[Stored dataset items]

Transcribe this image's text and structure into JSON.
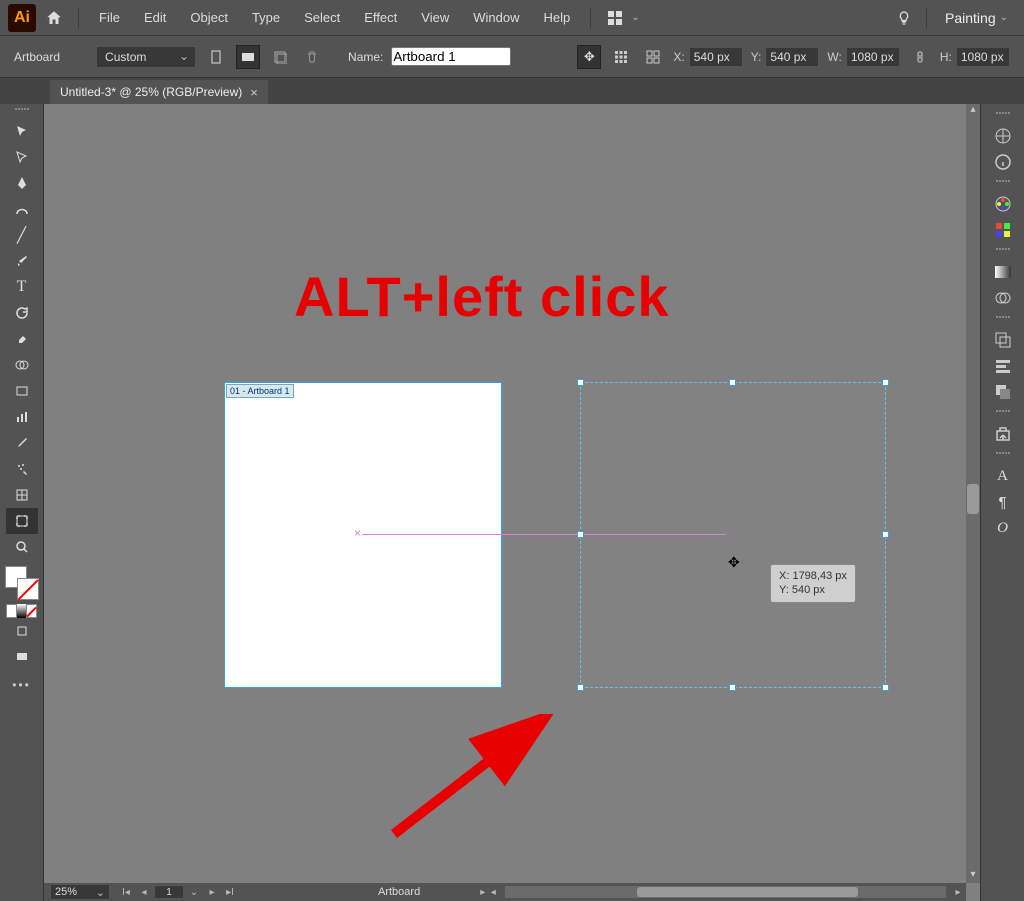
{
  "menubar": {
    "logo": "Ai",
    "items": [
      "File",
      "Edit",
      "Object",
      "Type",
      "Select",
      "Effect",
      "View",
      "Window",
      "Help"
    ],
    "workspace": "Painting"
  },
  "controlbar": {
    "tool_label": "Artboard",
    "preset": "Custom",
    "name_label": "Name:",
    "name_value": "Artboard 1",
    "x_label": "X:",
    "x_value": "540 px",
    "y_label": "Y:",
    "y_value": "540 px",
    "w_label": "W:",
    "w_value": "1080 px",
    "h_label": "H:",
    "h_value": "1080 px"
  },
  "tab": {
    "title": "Untitled-3* @ 25% (RGB/Preview)"
  },
  "artboard": {
    "label": "01 - Artboard 1"
  },
  "tooltip": {
    "x": "X: 1798,43 px",
    "y": "Y: 540 px"
  },
  "annotation": "ALT+left click",
  "statusbar": {
    "zoom": "25%",
    "artboard_index": "1",
    "artboard_label": "Artboard"
  }
}
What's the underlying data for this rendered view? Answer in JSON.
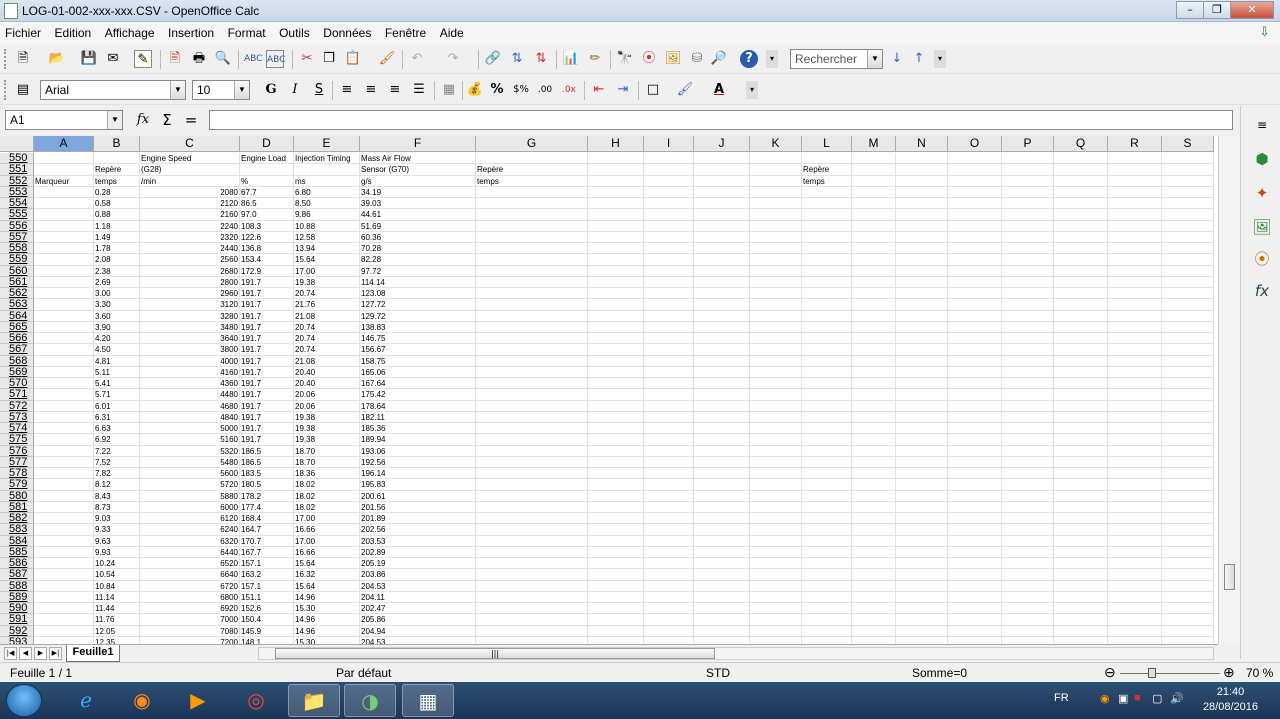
{
  "window": {
    "title": "LOG-01-002-xxx-xxx.CSV - OpenOffice Calc"
  },
  "menu": [
    "Fichier",
    "Edition",
    "Affichage",
    "Insertion",
    "Format",
    "Outils",
    "Données",
    "Fenêtre",
    "Aide"
  ],
  "toolbar": {
    "search_placeholder": "Rechercher"
  },
  "format_bar": {
    "font_name": "Arial",
    "font_size": "10"
  },
  "formula_bar": {
    "name_box": "A1",
    "content": ""
  },
  "columns": [
    "A",
    "B",
    "C",
    "D",
    "E",
    "F",
    "G",
    "H",
    "I",
    "J",
    "K",
    "L",
    "M",
    "N",
    "O",
    "P",
    "Q",
    "R",
    "S"
  ],
  "header_rows": [
    {
      "n": "550",
      "b": "",
      "c": "Engine Speed",
      "d": "Engine Load",
      "e": "Injection Timing",
      "f": "Mass Air Flow",
      "g": "",
      "l": ""
    },
    {
      "n": "551",
      "b": "Repère",
      "c": "(G28)",
      "d": "",
      "e": "",
      "f": "Sensor (G70)",
      "g": "Repère",
      "l": "Repère"
    },
    {
      "n": "552",
      "a": "Marqueur",
      "b": "temps",
      "c": "/min",
      "d": "%",
      "e": "ms",
      "f": "g/s",
      "g": "temps",
      "l": "temps"
    }
  ],
  "data_rows": [
    [
      "553",
      "0.28",
      "2080",
      "67.7",
      "6.80",
      "34.19"
    ],
    [
      "554",
      "0.58",
      "2120",
      "86.5",
      "8.50",
      "39.03"
    ],
    [
      "555",
      "0.88",
      "2160",
      "97.0",
      "9.86",
      "44.61"
    ],
    [
      "556",
      "1.18",
      "2240",
      "108.3",
      "10.88",
      "51.69"
    ],
    [
      "557",
      "1.49",
      "2320",
      "122.6",
      "12.58",
      "60.36"
    ],
    [
      "558",
      "1.78",
      "2440",
      "136.8",
      "13.94",
      "70.28"
    ],
    [
      "559",
      "2.08",
      "2560",
      "153.4",
      "15.64",
      "82.28"
    ],
    [
      "560",
      "2.38",
      "2680",
      "172.9",
      "17.00",
      "97.72"
    ],
    [
      "561",
      "2.69",
      "2800",
      "191.7",
      "19.38",
      "114.14"
    ],
    [
      "562",
      "3.00",
      "2960",
      "191.7",
      "20.74",
      "123.08"
    ],
    [
      "563",
      "3.30",
      "3120",
      "191.7",
      "21.76",
      "127.72"
    ],
    [
      "564",
      "3.60",
      "3280",
      "191.7",
      "21.08",
      "129.72"
    ],
    [
      "565",
      "3.90",
      "3480",
      "191.7",
      "20.74",
      "138.83"
    ],
    [
      "566",
      "4.20",
      "3640",
      "191.7",
      "20.74",
      "146.75"
    ],
    [
      "567",
      "4.50",
      "3800",
      "191.7",
      "20.74",
      "156.67"
    ],
    [
      "568",
      "4.81",
      "4000",
      "191.7",
      "21.08",
      "158.75"
    ],
    [
      "569",
      "5.11",
      "4160",
      "191.7",
      "20.40",
      "165.06"
    ],
    [
      "570",
      "5.41",
      "4360",
      "191.7",
      "20.40",
      "167.64"
    ],
    [
      "571",
      "5.71",
      "4480",
      "191.7",
      "20.06",
      "175.42"
    ],
    [
      "572",
      "6.01",
      "4680",
      "191.7",
      "20.06",
      "178.64"
    ],
    [
      "573",
      "6.31",
      "4840",
      "191.7",
      "19.38",
      "182.11"
    ],
    [
      "574",
      "6.63",
      "5000",
      "191.7",
      "19.38",
      "185.36"
    ],
    [
      "575",
      "6.92",
      "5160",
      "191.7",
      "19.38",
      "189.94"
    ],
    [
      "576",
      "7.22",
      "5320",
      "186.5",
      "18.70",
      "193.06"
    ],
    [
      "577",
      "7.52",
      "5480",
      "186.5",
      "18.70",
      "192.56"
    ],
    [
      "578",
      "7.82",
      "5600",
      "183.5",
      "18.36",
      "196.14"
    ],
    [
      "579",
      "8.12",
      "5720",
      "180.5",
      "18.02",
      "195.83"
    ],
    [
      "580",
      "8.43",
      "5880",
      "178.2",
      "18.02",
      "200.61"
    ],
    [
      "581",
      "8.73",
      "6000",
      "177.4",
      "18.02",
      "201.56"
    ],
    [
      "582",
      "9.03",
      "6120",
      "168.4",
      "17.00",
      "201.89"
    ],
    [
      "583",
      "9.33",
      "6240",
      "164.7",
      "16.66",
      "202.56"
    ],
    [
      "584",
      "9.63",
      "6320",
      "170.7",
      "17.00",
      "203.53"
    ],
    [
      "585",
      "9.93",
      "6440",
      "167.7",
      "16.66",
      "202.89"
    ],
    [
      "586",
      "10.24",
      "6520",
      "157.1",
      "15.64",
      "205.19"
    ],
    [
      "587",
      "10.54",
      "6640",
      "163.2",
      "16.32",
      "203.86"
    ],
    [
      "588",
      "10.84",
      "6720",
      "157.1",
      "15.64",
      "204.53"
    ],
    [
      "589",
      "11.14",
      "6800",
      "151.1",
      "14.96",
      "204.11"
    ],
    [
      "590",
      "11.44",
      "6920",
      "152.6",
      "15.30",
      "202.47"
    ],
    [
      "591",
      "11.76",
      "7000",
      "150.4",
      "14.96",
      "205.86"
    ],
    [
      "592",
      "12.05",
      "7080",
      "145.9",
      "14.96",
      "204.94"
    ],
    [
      "593",
      "12.35",
      "7200",
      "148.1",
      "15.30",
      "204.53"
    ]
  ],
  "sheet_tab": "Feuille1",
  "status": {
    "sheet": "Feuille 1 / 1",
    "style": "Par défaut",
    "mode": "STD",
    "sum": "Somme=0",
    "zoom": "70 %"
  },
  "taskbar": {
    "lang": "FR",
    "time": "21:40",
    "date": "28/08/2016"
  },
  "colors": {
    "selected_col": "#7fa7dc",
    "taskbar": "#1b3557"
  }
}
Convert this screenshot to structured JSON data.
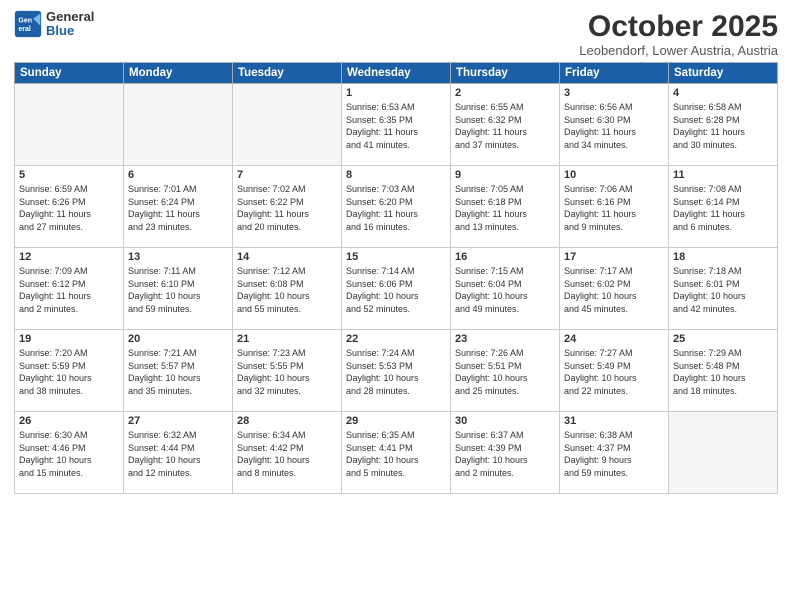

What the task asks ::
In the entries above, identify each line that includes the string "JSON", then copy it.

Result below ::
Transcribe this image's text and structure into JSON.
What's the underlying data for this rendered view? Answer in JSON.
Convert this screenshot to structured JSON data.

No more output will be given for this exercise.